YOUR OBJECTIVE
Go through the data and tally the lines that hold the string "time". Reply with the total alone.
*** Begin section ***
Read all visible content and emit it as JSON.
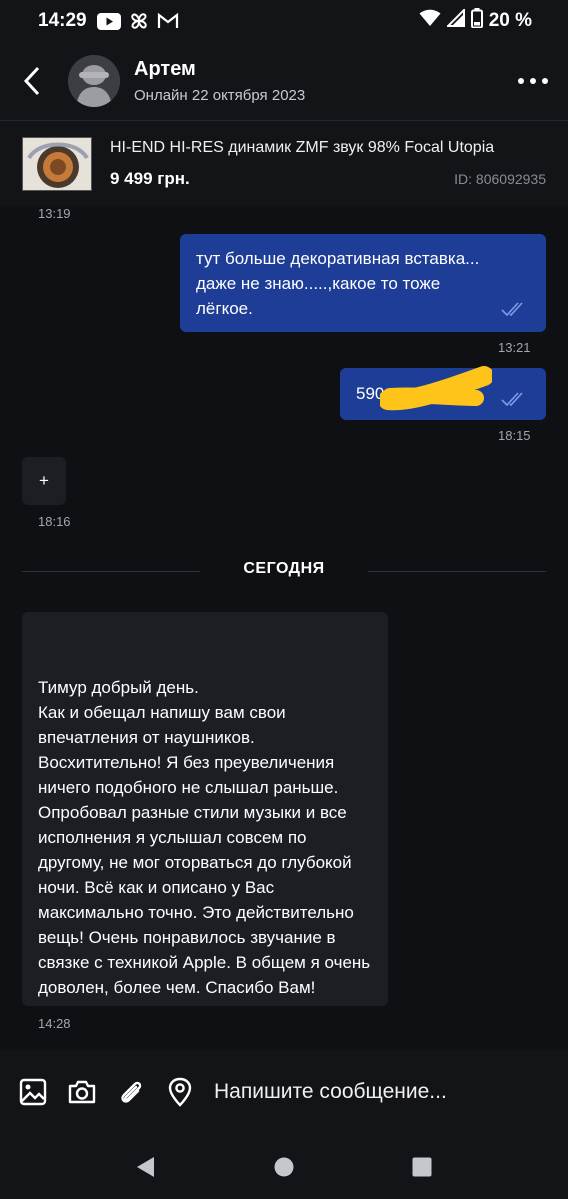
{
  "status_bar": {
    "time": "14:29",
    "battery": "20 %"
  },
  "header": {
    "name": "Артем",
    "status": "Онлайн 22 октября 2023"
  },
  "product": {
    "title": "HI-END HI-RES динамик ZMF звук 98% Focal Utopia",
    "price": "9 499 грн.",
    "id": "ID: 806092935"
  },
  "messages": [
    {
      "time": "13:19"
    },
    {
      "direction": "out",
      "text": "тут больше декоративная вставка... даже не знаю.....,какое то тоже лёгкое.",
      "time": "13:21"
    },
    {
      "direction": "out",
      "text": "590",
      "time": "18:15"
    },
    {
      "direction": "in",
      "text": "+",
      "time": "18:16"
    },
    {
      "direction": "in",
      "text": "Тимур добрый день.\nКак и обещал напишу вам свои впечатления от наушников. Восхитительно! Я без преувеличения ничего подобного не слышал раньше. Опробовал разные стили музыки и все исполнения я услышал совсем по другому, не мог оторваться до глубокой ночи. Всё как и описано у Вас максимально точно. Это действительно вещь! Очень понравилось звучание в связке с техникой Apple. В общем я очень доволен, более чем. Спасибо Вам!",
      "time": "14:28"
    }
  ],
  "date_divider": "СЕГОДНЯ",
  "composer": {
    "placeholder": "Напишите сообщение..."
  },
  "colors": {
    "outgoing_bubble": "#1e3d97",
    "incoming_bubble": "#1c1e23",
    "background": "#0f1013",
    "bars": "#131418"
  }
}
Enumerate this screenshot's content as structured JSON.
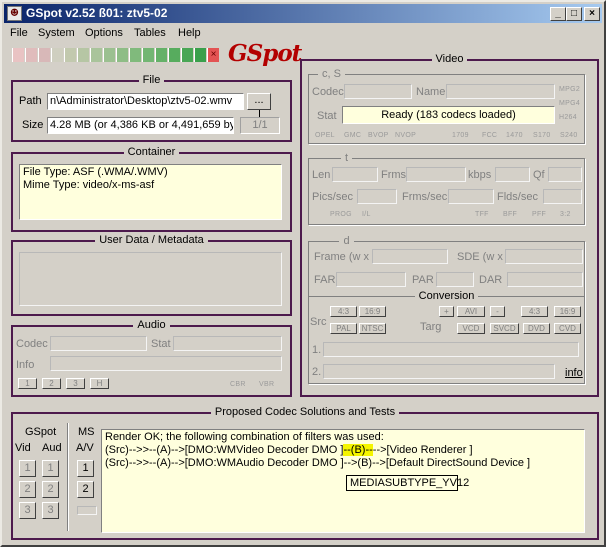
{
  "window": {
    "title": "GSpot v2.52 ß01: ztv5-02",
    "icon_glyph": "☻",
    "buttons": [
      "_",
      "□",
      "×"
    ]
  },
  "menu": [
    "File",
    "System",
    "Options",
    "Tables",
    "Help"
  ],
  "meter": {
    "colors": [
      "#e9c3c3",
      "#e0bcbc",
      "#d8b8b8",
      "#cfcfc0",
      "#c2c9ae",
      "#b6c6a4",
      "#a9c49b",
      "#9bc090",
      "#8ebd86",
      "#80ba7c",
      "#73b673",
      "#65b168",
      "#57ac5e",
      "#49a655",
      "#3aa04c",
      "#e35353"
    ],
    "end_mark": "×"
  },
  "logo": "GSpot",
  "file": {
    "title": "File",
    "path_label": "Path",
    "path_value": "n\\Administrator\\Desktop\\ztv5-02.wmv",
    "browse": "...",
    "size_label": "Size",
    "size_value": "4.28 MB (or 4,386 KB or 4,491,659 byt",
    "counter": "1/1"
  },
  "container": {
    "title": "Container",
    "file_type": "File Type: ASF (.WMA/.WMV)",
    "mime_type": "Mime Type: video/x-ms-asf"
  },
  "user_data": {
    "title": "User Data / Metadata"
  },
  "audio": {
    "title": "Audio",
    "codec": "Codec",
    "stat": "Stat",
    "info": "Info",
    "buttons": [
      "1",
      "2",
      "3",
      "H"
    ],
    "right_labels": [
      "CBR",
      "VBR"
    ]
  },
  "video": {
    "title": "Video",
    "cs": {
      "title": "c, S",
      "codec": "Codec",
      "name": "Name",
      "stat": "Stat",
      "stat_value": "Ready (183 codecs loaded)",
      "side": [
        "MPG2",
        "MPG4",
        "H264"
      ],
      "bottom": [
        "OPEL",
        "GMC",
        "BVOP",
        "NVOP",
        "1709",
        "FCC",
        "1470",
        "S170",
        "S240"
      ]
    },
    "t": {
      "title": "t",
      "len": "Len",
      "frms": "Frms",
      "kbps": "kbps",
      "qf": "Qf",
      "pics": "Pics/sec",
      "frmsec": "Frms/sec",
      "flds": "Flds/sec",
      "bottom_left": [
        "PROG",
        "I/L"
      ],
      "bottom_right": [
        "TFF",
        "BFF",
        "PFF",
        "3:2"
      ]
    },
    "d": {
      "title": "d",
      "frame": "Frame (w x",
      "sde": "SDE (w x",
      "far": "FAR",
      "par": "PAR",
      "dar": "DAR"
    },
    "conversion": {
      "title": "Conversion",
      "src": "Src",
      "targ": "Targ",
      "src_btns": [
        "4:3",
        "16:9",
        "PAL",
        "NTSC"
      ],
      "targ_top": [
        "+",
        "AVI",
        "-",
        "4:3",
        "16:9"
      ],
      "targ_bot": [
        "VCD",
        "SVCD",
        "DVD",
        "CVD"
      ],
      "line1": "1.",
      "line2": "2.",
      "info": "info"
    }
  },
  "proposed": {
    "title": "Proposed Codec Solutions and Tests",
    "gspot": "GSpot",
    "vid": "Vid",
    "aud": "Aud",
    "ms": "MS",
    "av": "A/V",
    "nums": [
      "1",
      "2",
      "3"
    ],
    "lines": [
      "Render OK; the following combination of filters was used:",
      "(Src)-->>--(A)-->[DMO:WMVideo Decoder DMO ]",
      "-->[Video Renderer ]",
      "(Src)-->>--(A)-->[DMO:WMAudio Decoder DMO ]-->(B)-->[Default DirectSound Device ]"
    ],
    "hl": "--(B)--",
    "tooltip": "MEDIASUBTYPE_YV12"
  }
}
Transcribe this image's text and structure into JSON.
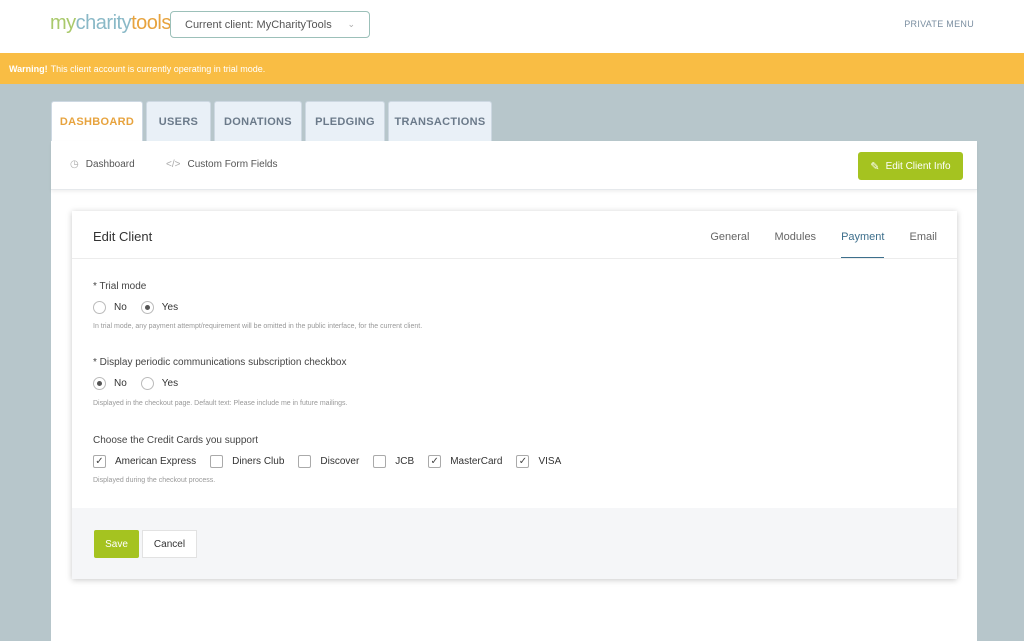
{
  "header": {
    "logo": {
      "part1": "my",
      "part2": "charity",
      "part3": "tools"
    },
    "client_select": "Current client: MyCharityTools",
    "private_menu": "PRIVATE MENU"
  },
  "warning": {
    "strong": "Warning!",
    "text": "This client account is currently operating in trial mode."
  },
  "tabs": [
    {
      "label": "DASHBOARD",
      "active": true
    },
    {
      "label": "USERS"
    },
    {
      "label": "DONATIONS"
    },
    {
      "label": "PLEDGING"
    },
    {
      "label": "TRANSACTIONS"
    }
  ],
  "subnav": {
    "items": [
      {
        "label": "Dashboard",
        "icon": "clock-icon"
      },
      {
        "label": "Custom Form Fields",
        "icon": "code-icon"
      }
    ],
    "edit_button": "Edit Client Info"
  },
  "card": {
    "title": "Edit Client",
    "tabs": [
      {
        "label": "General"
      },
      {
        "label": "Modules"
      },
      {
        "label": "Payment",
        "active": true
      },
      {
        "label": "Email"
      }
    ],
    "trial_mode": {
      "label": "* Trial mode",
      "options": [
        "No",
        "Yes"
      ],
      "selected": "Yes",
      "help": "In trial mode, any payment attempt/requirement will be omitted in the public interface, for the current client."
    },
    "subscription": {
      "label": "* Display periodic communications subscription checkbox",
      "options": [
        "No",
        "Yes"
      ],
      "selected": "No",
      "help": "Displayed in the checkout page. Default text: Please include me in future mailings."
    },
    "credit_cards": {
      "label": "Choose the Credit Cards you support",
      "options": [
        {
          "label": "American Express",
          "checked": true
        },
        {
          "label": "Diners Club",
          "checked": false
        },
        {
          "label": "Discover",
          "checked": false
        },
        {
          "label": "JCB",
          "checked": false
        },
        {
          "label": "MasterCard",
          "checked": true
        },
        {
          "label": "VISA",
          "checked": true
        }
      ],
      "help": "Displayed during the checkout process."
    },
    "save_label": "Save",
    "cancel_label": "Cancel"
  },
  "colors": {
    "accent_green": "#a5c320",
    "warning_yellow": "#f9bd44",
    "tab_active": "#e7a33e",
    "payment_tab": "#3d6f8c"
  }
}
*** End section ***
SOLUTION FOR THIS PROBLEM
6